Results: There were a total of 14 patients who underwent osseointegrated implant placement with concomitant plastic surgical coverage of the prosthesis during the study period. The average patient age was 50 years (range, 26-70 years), and average body mass index was 32.2 kg/m (range, 19.7-44.8 kg/m). Average follow-up time was 28 weeks (range, 10-73 weeks). There were 2 cases of local infection resolved with a course of oral antibiotics. There were no instances of infection requiring procedural intervention or hospital admission, nor any cases of osteomyelitis. Two patients required outpatient surgery for exchange of implant abutment, one required revision of a prosthesis for hardware loosening, and one required targeted muscle reinnervation of a sciatic nerve neuroma. There were no patients who required revisional surgery for soft tissue redundancy and no cases of delayed wound healing.
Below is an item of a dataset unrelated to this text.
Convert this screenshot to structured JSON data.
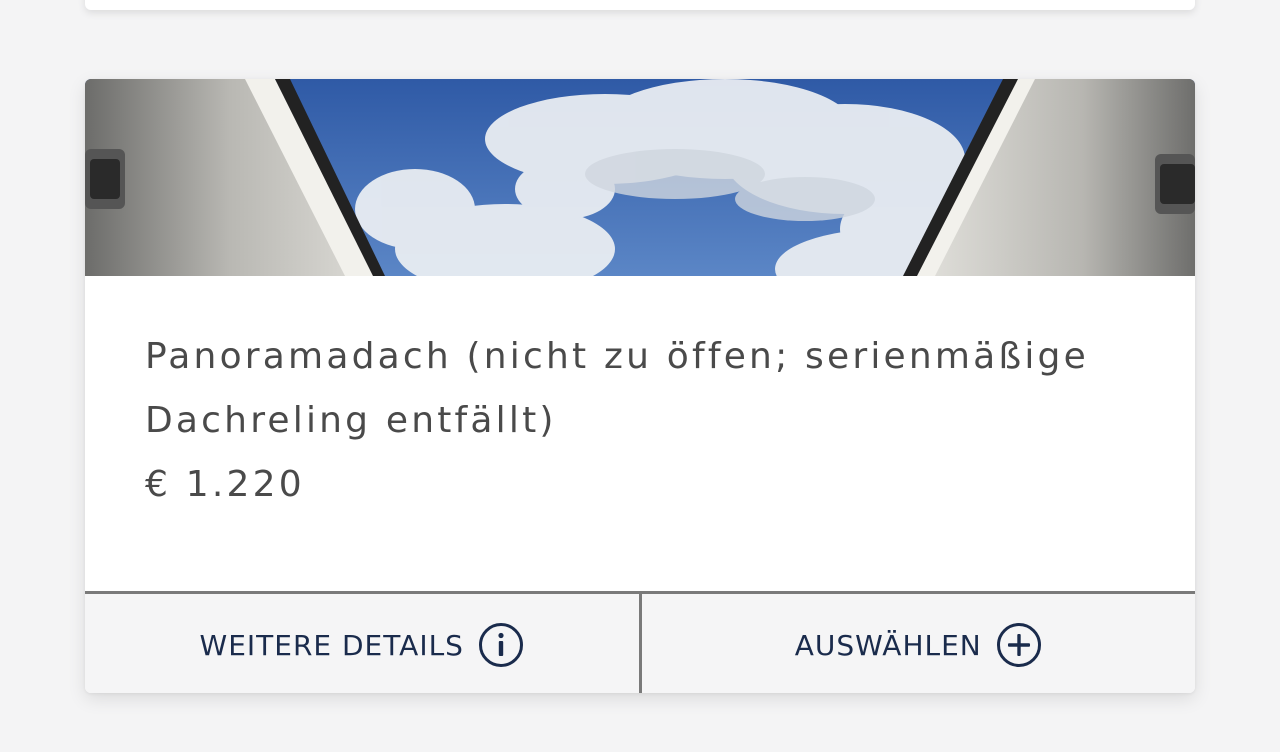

Conclusions: Adequate planning of incisions and soft tissue contouring is important in the care of osseointegrated patients. Plastic surgery involvement can decrease soft tissue complications and lead to improved patient outcomes.

MeSH terms

  • Adult
  • Aged
  • Amputation, Surgical
  • Bone-Anchored Prosthesis*
  • Humans
  • Lower Extremity / surgery
  • Middle Aged
  • Osseointegration
  • Prosthesis Design
  • Prosthesis Implantation
  • Retrospective Studies
  • Treatment Outcome